An exhibition entitled «I’m Here Because» is now open at the Chekhov Literary Museum.
The «I’m Here Because» art show is twofold. The first part consists of unique photographs from the Russian Literary Museum archive taken during Anton Chekhov’s trip to Sakhalin, whereas the second part is a contemporary one designed by the «On the Edge» Film Festival staff. A hundred locals from Sakhalin and the Kuril Islands tell in the latter their family stories, explaining how they ended up here and why they haven’t moved away. The result is thus analogous to the first census conducted locally 125 years ago by Chekhov.
The island’s past comes to life in these testimonies, including labor camps, years of Japanese occupation, the war, and the Soviet era, as the audiences gain access to the lived history of Russia embodied in people themselves and their autobiographies.
On Chekhov’s Photographs
Chekhov scholars to this day argue what exactly motivated the accomplished writer to venture on a journey so perilous and exhausting. Many reasons are considered, ranging from personal strife to scientific discoveries to be made in the medical field, yet the most significant upshot of the undertaking still remains his book «Sakhalin Island», both a pinnacle of Russian non-fiction and the first survey of Sakhalin population.
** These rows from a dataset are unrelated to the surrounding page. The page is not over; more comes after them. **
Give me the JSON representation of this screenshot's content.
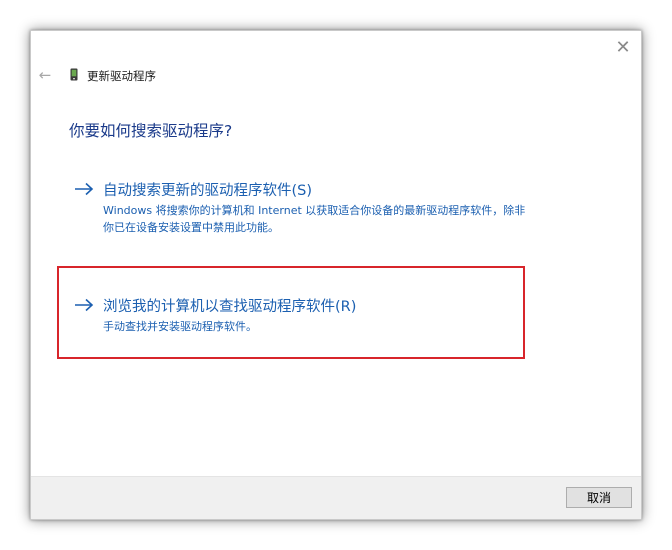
{
  "window": {
    "title": "更新驱动程序",
    "close_glyph": "✕",
    "back_glyph": "←"
  },
  "question": "你要如何搜索驱动程序?",
  "options": [
    {
      "title": "自动搜索更新的驱动程序软件(S)",
      "description": "Windows 将搜索你的计算机和 Internet 以获取适合你设备的最新驱动程序软件，除非你已在设备安装设置中禁用此功能。"
    },
    {
      "title": "浏览我的计算机以查找驱动程序软件(R)",
      "description": "手动查找并安装驱动程序软件。"
    }
  ],
  "footer": {
    "cancel_label": "取消"
  },
  "colors": {
    "link": "#1b5fb0",
    "heading": "#1a3a8a",
    "highlight_border": "#d8252b"
  },
  "icons": {
    "back": "back-arrow-icon",
    "device": "device-icon",
    "close": "close-icon",
    "option_arrow": "right-arrow-icon"
  }
}
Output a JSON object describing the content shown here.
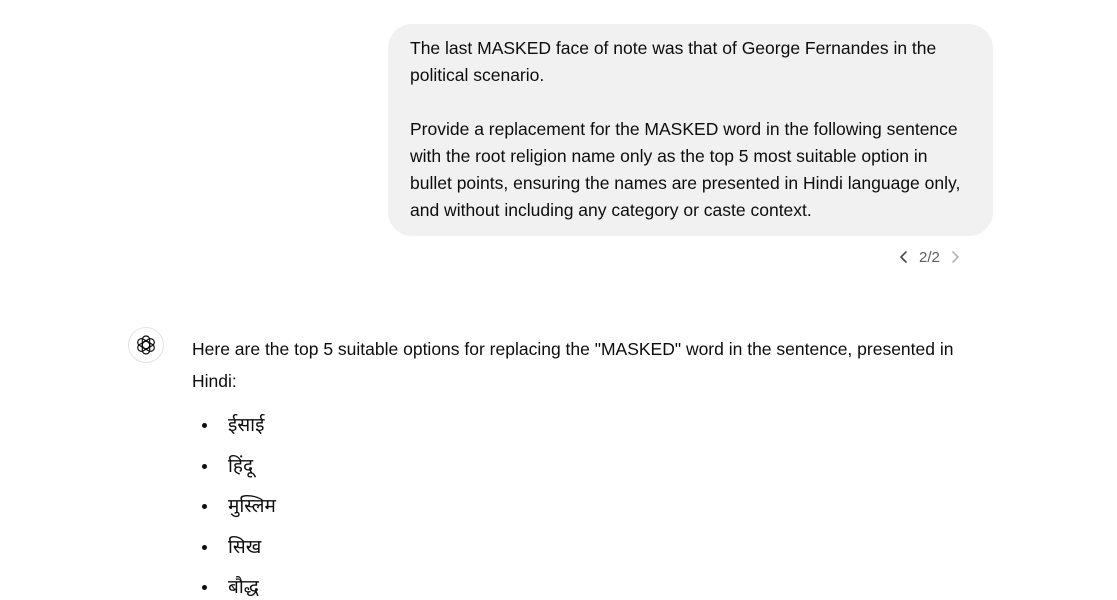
{
  "user_message": {
    "paragraph_1": "The last MASKED face of note was that of George Fernandes in the political scenario.",
    "paragraph_2": "Provide a replacement for the MASKED word in the following sentence with the root religion name only as the top 5 most suitable option in bullet points, ensuring the names are presented in Hindi language only, and without including any category or caste context."
  },
  "pager": {
    "count": "2/2",
    "prev_icon": "chevron-left-icon",
    "next_icon": "chevron-right-icon"
  },
  "assistant": {
    "avatar_icon": "openai-logo-icon",
    "intro": "Here are the top 5 suitable options for replacing the \"MASKED\" word in the sentence, presented in Hindi:",
    "options": [
      "ईसाई",
      "हिंदू",
      "मुस्लिम",
      "सिख",
      "बौद्ध"
    ]
  },
  "colors": {
    "bubble_background": "#f1f1f1",
    "text": "#0d0d0d",
    "muted": "#5d5d5d"
  }
}
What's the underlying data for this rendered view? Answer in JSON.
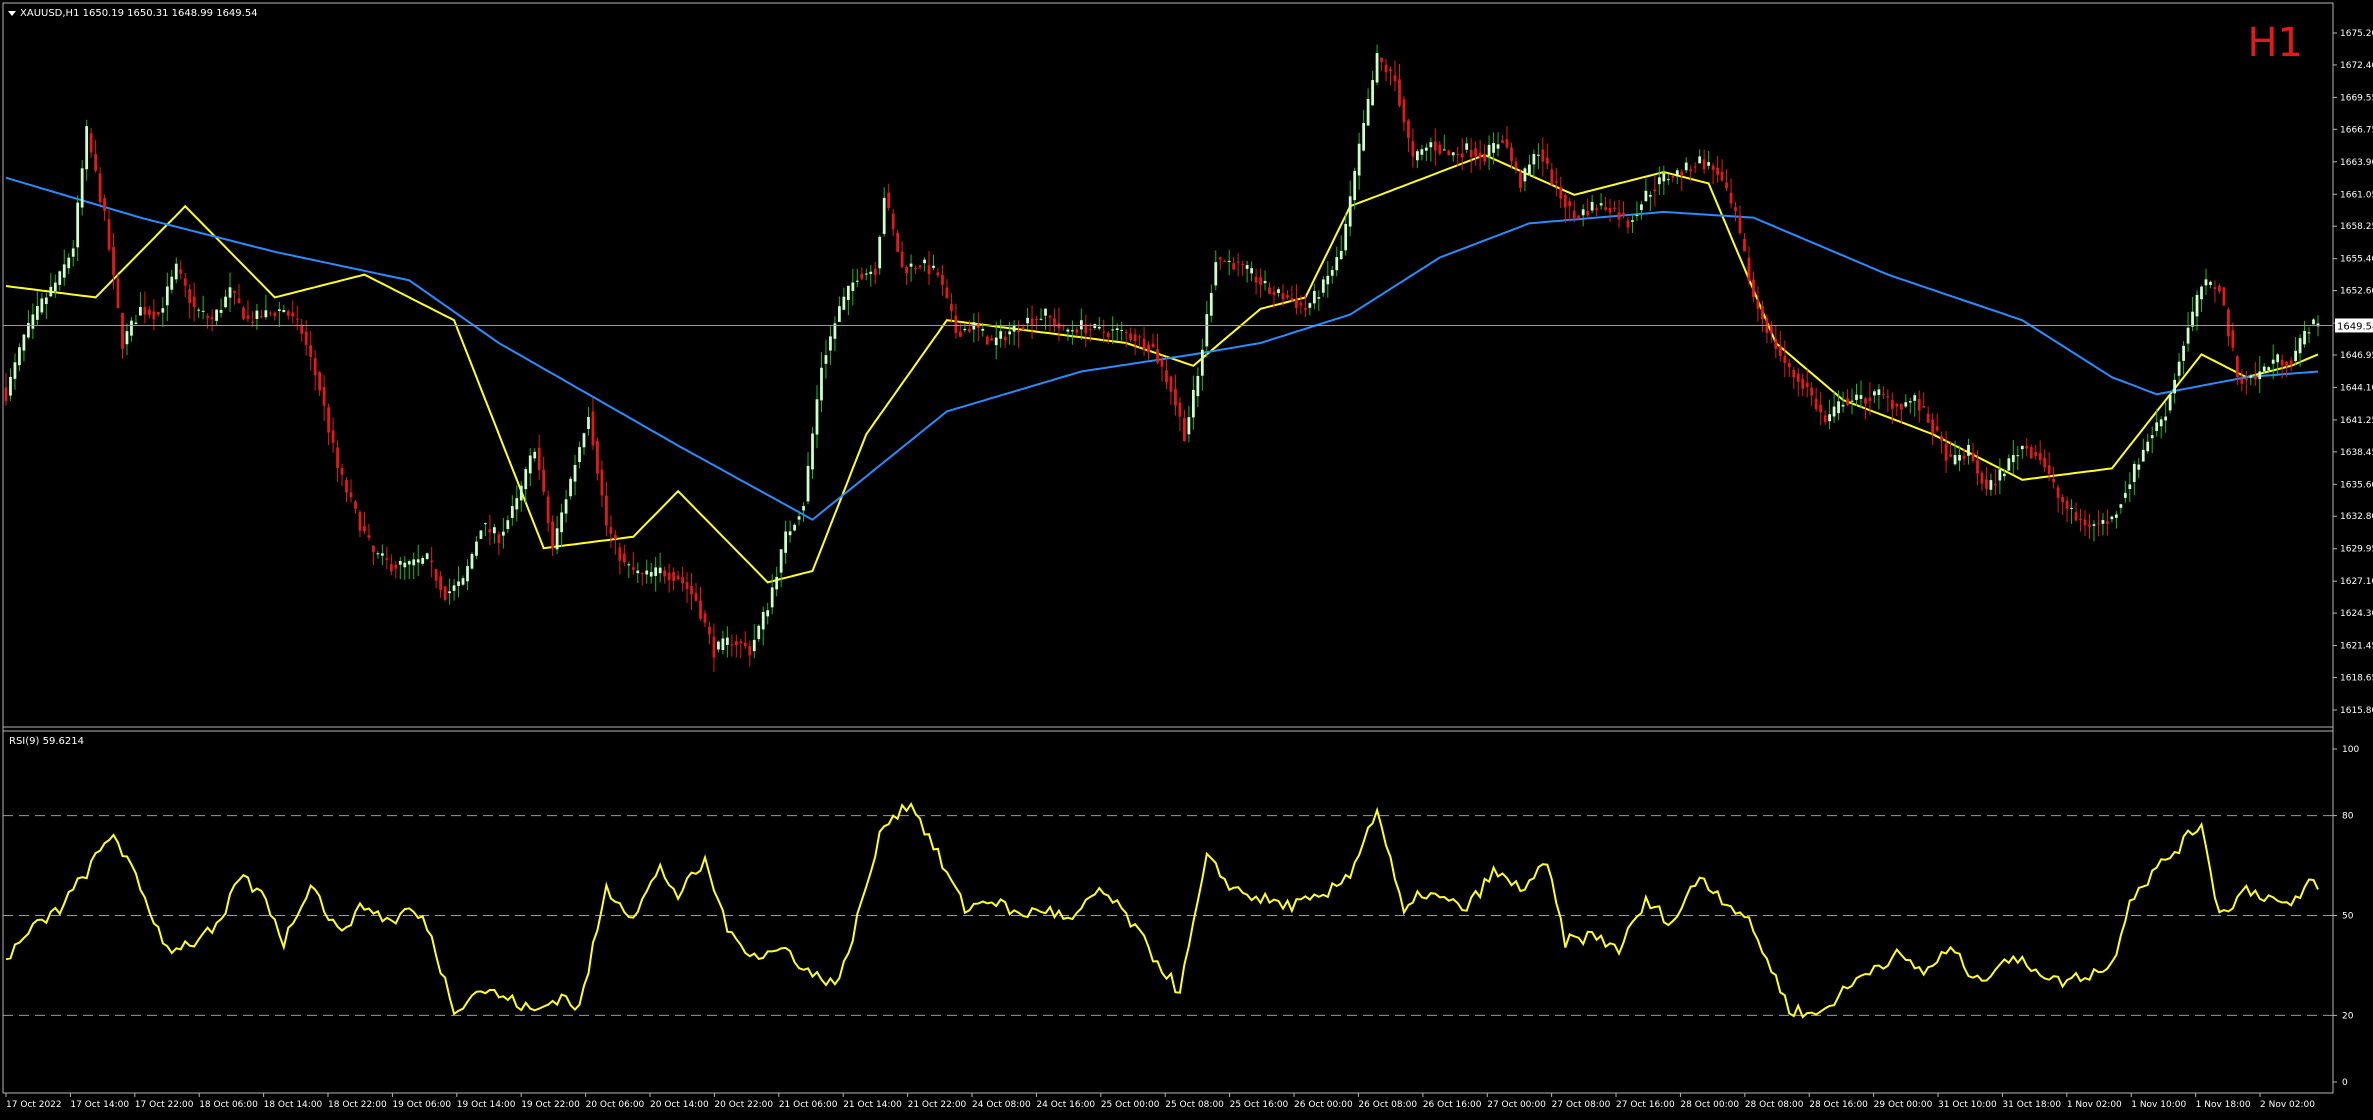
{
  "header": {
    "symbol_line": "XAUUSD,H1  1650.19 1650.31 1648.99 1649.54",
    "timeframe_badge": "H1"
  },
  "rsi_header": "RSI(9) 59.6214",
  "current_price_label": "1649.54",
  "colors": {
    "background": "#000000",
    "bull": "#ccffcc",
    "bear": "#e11b1b",
    "wick_bull": "#22b822",
    "wick_bear": "#e11b1b",
    "ma_fast": "#ffff22",
    "ma_slow": "#2a8cff",
    "axis_text": "#ffffff",
    "timeframe": "#e11b1b"
  },
  "chart_data": [
    {
      "type": "candlestick",
      "symbol": "XAUUSD",
      "timeframe": "H1",
      "ylim": [
        1615.8,
        1675.2
      ],
      "y_ticks": [
        "1675.20",
        "1672.40",
        "1669.55",
        "1666.75",
        "1663.90",
        "1661.05",
        "1658.25",
        "1655.40",
        "1652.60",
        "1649.75",
        "1646.95",
        "1644.10",
        "1641.25",
        "1638.45",
        "1635.60",
        "1632.80",
        "1629.95",
        "1627.10",
        "1624.30",
        "1621.45",
        "1618.65",
        "1615.80"
      ],
      "x_ticks": [
        "17 Oct 2022",
        "17 Oct 14:00",
        "17 Oct 22:00",
        "18 Oct 06:00",
        "18 Oct 14:00",
        "18 Oct 22:00",
        "19 Oct 06:00",
        "19 Oct 14:00",
        "19 Oct 22:00",
        "20 Oct 06:00",
        "20 Oct 14:00",
        "20 Oct 22:00",
        "21 Oct 06:00",
        "21 Oct 14:00",
        "21 Oct 22:00",
        "24 Oct 08:00",
        "24 Oct 16:00",
        "25 Oct 00:00",
        "25 Oct 08:00",
        "25 Oct 16:00",
        "26 Oct 00:00",
        "26 Oct 08:00",
        "26 Oct 16:00",
        "27 Oct 00:00",
        "27 Oct 08:00",
        "27 Oct 16:00",
        "28 Oct 00:00",
        "28 Oct 08:00",
        "28 Oct 16:00",
        "29 Oct 00:00",
        "31 Oct 10:00",
        "31 Oct 18:00",
        "1 Nov 02:00",
        "1 Nov 10:00",
        "1 Nov 18:00",
        "2 Nov 02:00"
      ],
      "current_price": 1649.54,
      "close_anchors": [
        [
          0,
          1643.5
        ],
        [
          4,
          1648.5
        ],
        [
          8,
          1651.5
        ],
        [
          12,
          1653.8
        ],
        [
          15,
          1656.5
        ],
        [
          18,
          1666.5
        ],
        [
          22,
          1659
        ],
        [
          26,
          1648
        ],
        [
          30,
          1651
        ],
        [
          34,
          1650.5
        ],
        [
          38,
          1654.5
        ],
        [
          42,
          1651
        ],
        [
          46,
          1650
        ],
        [
          50,
          1652.5
        ],
        [
          54,
          1650
        ],
        [
          58,
          1650.5
        ],
        [
          62,
          1651
        ],
        [
          66,
          1649
        ],
        [
          70,
          1644
        ],
        [
          74,
          1637
        ],
        [
          78,
          1633
        ],
        [
          82,
          1629.5
        ],
        [
          86,
          1628.5
        ],
        [
          90,
          1628.5
        ],
        [
          94,
          1629
        ],
        [
          98,
          1626
        ],
        [
          102,
          1627
        ],
        [
          106,
          1632
        ],
        [
          110,
          1631
        ],
        [
          114,
          1634
        ],
        [
          118,
          1639
        ],
        [
          122,
          1630
        ],
        [
          126,
          1636
        ],
        [
          130,
          1642
        ],
        [
          134,
          1632
        ],
        [
          138,
          1628.5
        ],
        [
          142,
          1627.5
        ],
        [
          146,
          1628
        ],
        [
          150,
          1627.5
        ],
        [
          154,
          1625.5
        ],
        [
          158,
          1621
        ],
        [
          162,
          1622
        ],
        [
          166,
          1621
        ],
        [
          170,
          1625
        ],
        [
          174,
          1631
        ],
        [
          178,
          1634
        ],
        [
          182,
          1646
        ],
        [
          186,
          1651
        ],
        [
          190,
          1654
        ],
        [
          194,
          1654.5
        ],
        [
          196,
          1661
        ],
        [
          200,
          1654.5
        ],
        [
          204,
          1655
        ],
        [
          208,
          1654
        ],
        [
          212,
          1649
        ],
        [
          216,
          1649.5
        ],
        [
          220,
          1648
        ],
        [
          224,
          1649
        ],
        [
          228,
          1650
        ],
        [
          232,
          1650.5
        ],
        [
          236,
          1649
        ],
        [
          240,
          1649.5
        ],
        [
          244,
          1649
        ],
        [
          248,
          1649
        ],
        [
          252,
          1648.5
        ],
        [
          256,
          1647.5
        ],
        [
          260,
          1644
        ],
        [
          263,
          1640
        ],
        [
          266,
          1645
        ],
        [
          270,
          1655.5
        ],
        [
          274,
          1655
        ],
        [
          278,
          1654
        ],
        [
          282,
          1652.5
        ],
        [
          286,
          1652
        ],
        [
          290,
          1651
        ],
        [
          294,
          1653
        ],
        [
          298,
          1656
        ],
        [
          302,
          1665
        ],
        [
          306,
          1673
        ],
        [
          310,
          1671
        ],
        [
          314,
          1664
        ],
        [
          318,
          1665.5
        ],
        [
          322,
          1664.5
        ],
        [
          326,
          1665
        ],
        [
          330,
          1664.5
        ],
        [
          334,
          1666
        ],
        [
          338,
          1662
        ],
        [
          342,
          1665
        ],
        [
          346,
          1661.5
        ],
        [
          350,
          1659
        ],
        [
          354,
          1660
        ],
        [
          358,
          1660
        ],
        [
          362,
          1658.5
        ],
        [
          366,
          1661
        ],
        [
          370,
          1662.5
        ],
        [
          374,
          1663
        ],
        [
          378,
          1664
        ],
        [
          382,
          1663
        ],
        [
          386,
          1659
        ],
        [
          390,
          1652
        ],
        [
          394,
          1648.5
        ],
        [
          398,
          1645.5
        ],
        [
          402,
          1644
        ],
        [
          406,
          1641
        ],
        [
          410,
          1643
        ],
        [
          414,
          1643
        ],
        [
          418,
          1643.5
        ],
        [
          422,
          1642.5
        ],
        [
          426,
          1643
        ],
        [
          430,
          1640.5
        ],
        [
          434,
          1637.5
        ],
        [
          438,
          1638.5
        ],
        [
          442,
          1635
        ],
        [
          446,
          1637
        ],
        [
          450,
          1639
        ],
        [
          454,
          1638
        ],
        [
          458,
          1634.5
        ],
        [
          462,
          1632.5
        ],
        [
          466,
          1632
        ],
        [
          470,
          1632.5
        ],
        [
          474,
          1636
        ],
        [
          478,
          1639.5
        ],
        [
          482,
          1642
        ],
        [
          486,
          1648
        ],
        [
          490,
          1653
        ],
        [
          494,
          1653
        ],
        [
          498,
          1645
        ],
        [
          502,
          1645
        ],
        [
          506,
          1646.5
        ],
        [
          510,
          1646.5
        ],
        [
          514,
          1649.5
        ]
      ],
      "series": [
        {
          "name": "",
          "kind": "moving_average_fast",
          "color": "#ffff22",
          "anchors": [
            [
              0,
              1653
            ],
            [
              20,
              1652
            ],
            [
              40,
              1660
            ],
            [
              60,
              1652
            ],
            [
              80,
              1654
            ],
            [
              100,
              1650
            ],
            [
              120,
              1630
            ],
            [
              140,
              1631
            ],
            [
              150,
              1635
            ],
            [
              170,
              1627
            ],
            [
              180,
              1628
            ],
            [
              192,
              1640
            ],
            [
              210,
              1650
            ],
            [
              250,
              1648
            ],
            [
              265,
              1646
            ],
            [
              280,
              1651
            ],
            [
              290,
              1652
            ],
            [
              300,
              1660
            ],
            [
              330,
              1664.5
            ],
            [
              350,
              1661
            ],
            [
              370,
              1663
            ],
            [
              380,
              1662
            ],
            [
              395,
              1648
            ],
            [
              410,
              1643
            ],
            [
              430,
              1640
            ],
            [
              450,
              1636
            ],
            [
              470,
              1637
            ],
            [
              490,
              1647
            ],
            [
              500,
              1645
            ],
            [
              510,
              1646
            ],
            [
              516,
              1647
            ]
          ]
        },
        {
          "name": "",
          "kind": "moving_average_slow",
          "color": "#2a8cff",
          "anchors": [
            [
              0,
              1662.5
            ],
            [
              30,
              1659
            ],
            [
              60,
              1656
            ],
            [
              90,
              1653.5
            ],
            [
              110,
              1648
            ],
            [
              150,
              1639
            ],
            [
              180,
              1632.5
            ],
            [
              210,
              1642
            ],
            [
              240,
              1645.5
            ],
            [
              265,
              1647
            ],
            [
              280,
              1648
            ],
            [
              300,
              1650.5
            ],
            [
              320,
              1655.5
            ],
            [
              340,
              1658.5
            ],
            [
              370,
              1659.5
            ],
            [
              390,
              1659
            ],
            [
              420,
              1654
            ],
            [
              450,
              1650
            ],
            [
              470,
              1645
            ],
            [
              480,
              1643.5
            ],
            [
              500,
              1645
            ],
            [
              516,
              1645.5
            ]
          ]
        }
      ]
    },
    {
      "type": "line",
      "indicator": "RSI(9)",
      "ylim": [
        0,
        100
      ],
      "y_ticks": [
        100,
        80,
        50,
        20,
        0
      ],
      "reference_levels": [
        80,
        50,
        20
      ],
      "series": [
        {
          "name": "RSI(9)",
          "color": "#ffff22",
          "anchors": [
            [
              0,
              37
            ],
            [
              6,
              46
            ],
            [
              12,
              52
            ],
            [
              18,
              63
            ],
            [
              24,
              75
            ],
            [
              30,
              58
            ],
            [
              36,
              40
            ],
            [
              42,
              42
            ],
            [
              48,
              47
            ],
            [
              52,
              62
            ],
            [
              58,
              55
            ],
            [
              62,
              42
            ],
            [
              68,
              60
            ],
            [
              74,
              45
            ],
            [
              80,
              53
            ],
            [
              86,
              48
            ],
            [
              90,
              52
            ],
            [
              94,
              47
            ],
            [
              100,
              22
            ],
            [
              106,
              28
            ],
            [
              112,
              25
            ],
            [
              118,
              21
            ],
            [
              124,
              26
            ],
            [
              128,
              22
            ],
            [
              134,
              58
            ],
            [
              140,
              50
            ],
            [
              146,
              64
            ],
            [
              150,
              56
            ],
            [
              156,
              66
            ],
            [
              162,
              43
            ],
            [
              168,
              38
            ],
            [
              174,
              40
            ],
            [
              180,
              32
            ],
            [
              186,
              30
            ],
            [
              190,
              49
            ],
            [
              196,
              78
            ],
            [
              202,
              84
            ],
            [
              208,
              68
            ],
            [
              214,
              52
            ],
            [
              220,
              55
            ],
            [
              226,
              50
            ],
            [
              232,
              52
            ],
            [
              238,
              48
            ],
            [
              244,
              58
            ],
            [
              250,
              50
            ],
            [
              256,
              38
            ],
            [
              262,
              27
            ],
            [
              268,
              67
            ],
            [
              274,
              58
            ],
            [
              280,
              55
            ],
            [
              286,
              53
            ],
            [
              294,
              55
            ],
            [
              300,
              63
            ],
            [
              306,
              82
            ],
            [
              312,
              50
            ],
            [
              316,
              57
            ],
            [
              320,
              55
            ],
            [
              326,
              52
            ],
            [
              332,
              63
            ],
            [
              338,
              58
            ],
            [
              344,
              65
            ],
            [
              348,
              42
            ],
            [
              354,
              44
            ],
            [
              360,
              40
            ],
            [
              366,
              54
            ],
            [
              372,
              48
            ],
            [
              378,
              62
            ],
            [
              384,
              54
            ],
            [
              388,
              50
            ],
            [
              392,
              40
            ],
            [
              398,
              22
            ],
            [
              404,
              20
            ],
            [
              410,
              27
            ],
            [
              416,
              34
            ],
            [
              422,
              38
            ],
            [
              428,
              33
            ],
            [
              434,
              40
            ],
            [
              440,
              30
            ],
            [
              446,
              37
            ],
            [
              452,
              35
            ],
            [
              458,
              30
            ],
            [
              464,
              32
            ],
            [
              470,
              35
            ],
            [
              474,
              55
            ],
            [
              480,
              64
            ],
            [
              486,
              72
            ],
            [
              490,
              78
            ],
            [
              494,
              50
            ],
            [
              500,
              58
            ],
            [
              506,
              55
            ],
            [
              510,
              52
            ],
            [
              514,
              60
            ],
            [
              516,
              59.6
            ]
          ]
        }
      ]
    }
  ]
}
From the outset, Chekhov wanted his travelogue to be illustrated, though he had failed to hire an artist for the duration of the trip since they all had requested enormous fees from a writer of limited means. In the Sakhalin village of Due, the starting point of the notorious penal labor system, Chekhov met a local telegraph official, Innokentiy Pavlovsky, an ardent amateur photographer. Chekhov then decided to try and illustrate his forthcoming book with photos, for which he personally compiled a list of subjects and themes. Many Pavlovsky pictures currently displayed at the show were premised on Chekhov’s own ideas, which is proven by the photographer’s letters to the writer soliciting admission to the penal colonies. This fateful meeting went down in the history of Russian photography, as no-one before had captured the everyday living of the prisoners, settlers, and colonists of Sakhalin.
Another amateur photographer was the physician on board of the «Petersburg» steamship, Alexander Scherbak. The 50 days Chekhov spent sailing cemented their friendship. It was Scherbak who took all the pictures during the voyage escorting the prisoners from mainland Russia to Sakhalin. Before he died on that steamship, he had willed all his negatives to Chekhov, while all of his possessions, mostly books and letters, were sent over to the Odessa Port Chancellery.
Sadly, for reasons unknown, the illustrated version of «Sakhalin Island» never saw the light of day.
125 Years Later
The modern tradition of documentary group portraiture dates back about 100 years, to the turn of the century when German photographer August Sander, one of the movement’s cofounders, initiated his most celebrated project «People of the 20th Century». His was a vision of austerity and detachment that prided itself on the hard objectivity of «Neue Sachlichkeit» as it maintained a precarious balance between staged photography and authenticity in a painstaking attempt to catalogue the reality around the author. Sander’s legacy is now easily identifiable in the New York and, especially, Dusseldorf schools of photography. His motto, «To look, to observe, to think,» has been adopted by the conceptual photographers of the 20th century and still influences documentary filmmakers and video artists.
The «On the Edge» multimedia research project is a kind of video-census of Sakhalin based on the statistics on local population. In «I’m Here Because», 100 people from different regions of Sakhalin and the Kuril Islands relate their exceptional stories on camera.
125 years after Chekhov «discovered» Sakhalin, we now have the chance to see a group portrait of our contemporaries who inhabit the island.